It was an awfully gloomy, cold day for the first unofficial Saturday of the summer. We decided to head to a new trail anyhow and traveled up to the Sag Valley Trail System of the Cook County Forest Preserve. We picked the Purple Trail, an unpaved trail that runs near and parallel to the Calumet-Sag Channel. We picked adequately, at best.
My middle son, who joined our normal walking group (my husband, youngest son, and myself), described the trail as a monster truck two-track. He made a good point. We figured the trail might be a little wet in spots, but we mostly encountered water-filled monster truck potholes.
We glimpsed sight of a barge and saw the canal itself a few times, but a row of trees blocked our view of the canal during most of our walk. Luckily, we parked on the opposite side and got a great view of the canal as we crossed it on the 104th Avenue bridge. We parked along the Saganashkee Slough, which was rather pretty and apparently a good place to fish.

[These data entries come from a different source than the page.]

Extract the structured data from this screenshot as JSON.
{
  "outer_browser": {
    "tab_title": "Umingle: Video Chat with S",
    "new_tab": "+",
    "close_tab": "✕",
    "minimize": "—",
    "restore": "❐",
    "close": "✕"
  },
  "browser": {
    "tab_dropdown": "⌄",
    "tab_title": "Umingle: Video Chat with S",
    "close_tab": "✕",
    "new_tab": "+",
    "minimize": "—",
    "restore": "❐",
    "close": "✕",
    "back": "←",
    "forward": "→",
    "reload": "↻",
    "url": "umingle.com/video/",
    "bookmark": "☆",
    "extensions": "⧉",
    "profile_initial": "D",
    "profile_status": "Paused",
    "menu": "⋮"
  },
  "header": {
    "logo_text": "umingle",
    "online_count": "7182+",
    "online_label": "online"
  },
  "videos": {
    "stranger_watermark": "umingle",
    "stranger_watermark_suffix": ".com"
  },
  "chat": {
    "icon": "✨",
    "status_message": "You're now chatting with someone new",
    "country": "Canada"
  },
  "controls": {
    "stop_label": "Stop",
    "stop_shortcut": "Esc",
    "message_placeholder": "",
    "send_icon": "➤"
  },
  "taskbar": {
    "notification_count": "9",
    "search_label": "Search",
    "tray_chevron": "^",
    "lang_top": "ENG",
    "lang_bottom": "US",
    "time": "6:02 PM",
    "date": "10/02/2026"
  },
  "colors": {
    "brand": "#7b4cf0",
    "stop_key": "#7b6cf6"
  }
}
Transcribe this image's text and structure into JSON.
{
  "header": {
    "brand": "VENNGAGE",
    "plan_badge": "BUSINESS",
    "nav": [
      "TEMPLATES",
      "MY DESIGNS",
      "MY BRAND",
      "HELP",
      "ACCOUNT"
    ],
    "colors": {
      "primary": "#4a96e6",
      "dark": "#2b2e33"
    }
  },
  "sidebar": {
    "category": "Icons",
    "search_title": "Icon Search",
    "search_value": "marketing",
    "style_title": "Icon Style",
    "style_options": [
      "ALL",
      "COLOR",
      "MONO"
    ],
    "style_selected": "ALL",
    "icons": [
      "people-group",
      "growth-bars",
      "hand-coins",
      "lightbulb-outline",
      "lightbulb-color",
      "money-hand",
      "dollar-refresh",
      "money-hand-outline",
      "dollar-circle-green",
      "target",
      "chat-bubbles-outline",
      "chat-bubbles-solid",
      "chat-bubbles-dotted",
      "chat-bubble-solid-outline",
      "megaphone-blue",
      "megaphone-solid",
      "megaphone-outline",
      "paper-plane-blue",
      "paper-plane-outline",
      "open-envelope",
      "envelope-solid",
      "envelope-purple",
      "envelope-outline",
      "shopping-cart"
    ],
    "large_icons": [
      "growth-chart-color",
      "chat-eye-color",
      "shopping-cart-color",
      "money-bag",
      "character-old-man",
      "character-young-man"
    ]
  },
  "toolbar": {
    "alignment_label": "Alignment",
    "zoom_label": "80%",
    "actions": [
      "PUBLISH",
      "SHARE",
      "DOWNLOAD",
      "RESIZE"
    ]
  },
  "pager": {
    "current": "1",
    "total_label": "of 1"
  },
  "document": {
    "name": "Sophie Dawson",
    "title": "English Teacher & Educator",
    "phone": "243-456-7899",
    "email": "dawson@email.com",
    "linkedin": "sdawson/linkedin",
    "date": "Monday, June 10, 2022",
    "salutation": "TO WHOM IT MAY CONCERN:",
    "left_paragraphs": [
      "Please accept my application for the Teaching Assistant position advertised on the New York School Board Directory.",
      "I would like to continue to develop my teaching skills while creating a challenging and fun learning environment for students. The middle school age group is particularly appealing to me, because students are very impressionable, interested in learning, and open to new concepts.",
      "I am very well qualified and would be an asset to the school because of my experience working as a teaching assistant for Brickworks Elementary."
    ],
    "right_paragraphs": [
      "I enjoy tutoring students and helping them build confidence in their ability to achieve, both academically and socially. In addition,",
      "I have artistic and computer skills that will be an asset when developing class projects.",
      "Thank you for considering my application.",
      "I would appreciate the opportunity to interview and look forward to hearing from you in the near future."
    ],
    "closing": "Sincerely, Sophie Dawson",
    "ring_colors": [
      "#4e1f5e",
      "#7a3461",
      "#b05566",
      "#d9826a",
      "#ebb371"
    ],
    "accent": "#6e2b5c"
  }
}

All in all we had a good walk, but I have to admit that we were a little disappointed. The last time we were up here was on Day Thirty-four, and it was almost magical (easily one of my favorite walks of the year). It was a clear day with a fresh snowfall. We lucked into finding a great trail through the woods that took us right above the canal. That day, I learned that it is possible to have a really nice time, in the winter, outdoors.
I guess I was hoping for another day like that one, but it was still a good day and a good walk.
We had plans to pick up dinner at a favorite barbecue joint tonight. With some extra time for a walk first, I picked a trail near the restaurant in the Cook Country Forest Preserve. My husband, youngest son, and I drove to the Rubio Woods picnic and parking area, part of the Tinley Creek Trail System, and headed out on the Red Loop. This is the longest trail in the Tinley Creek system at 9.4 miles and an obvious favorite with the bicyclists.
The Red Loop snakes around a five or six square mile swath of land, crossing some major roads at various intersections, but we stayed in the corner near the Midlothian Turnpike. Rubio Woods borders on the towns of Oak Forest and Midlothian. Once we started walking into the woods and saw all of the oak trees, it was easy to figure out how the town of Oak Forest picked their name. What a dense collection of oak trees!
Once we meandered through the woods, the trail opened abruptly on an open meadow spoiled only by the suburban need for electricity. In other words, a giant row of high voltage transmission lines cut through here*. It did give us a nice look at the edge of the forest on our way back.
As we drew near our car, two men on bikes came up behind us and stopped. They asked us if we saw the large coyote near the edge of the woods. We told them we had not. They said they were glad they were on bikes and got through the trail quickly, because it was the biggest coyote they had ever seen. Since we both wanted to see it, we got in our car and drove deeper into the lot, hoping to get a glimpse of it before heading to the restaurant. No luck on the coyote, but the brisket was tasty!
Good day, good walk!
*I took WordPress’ Weekly Photo Challenge on this part of walk. You can find it here.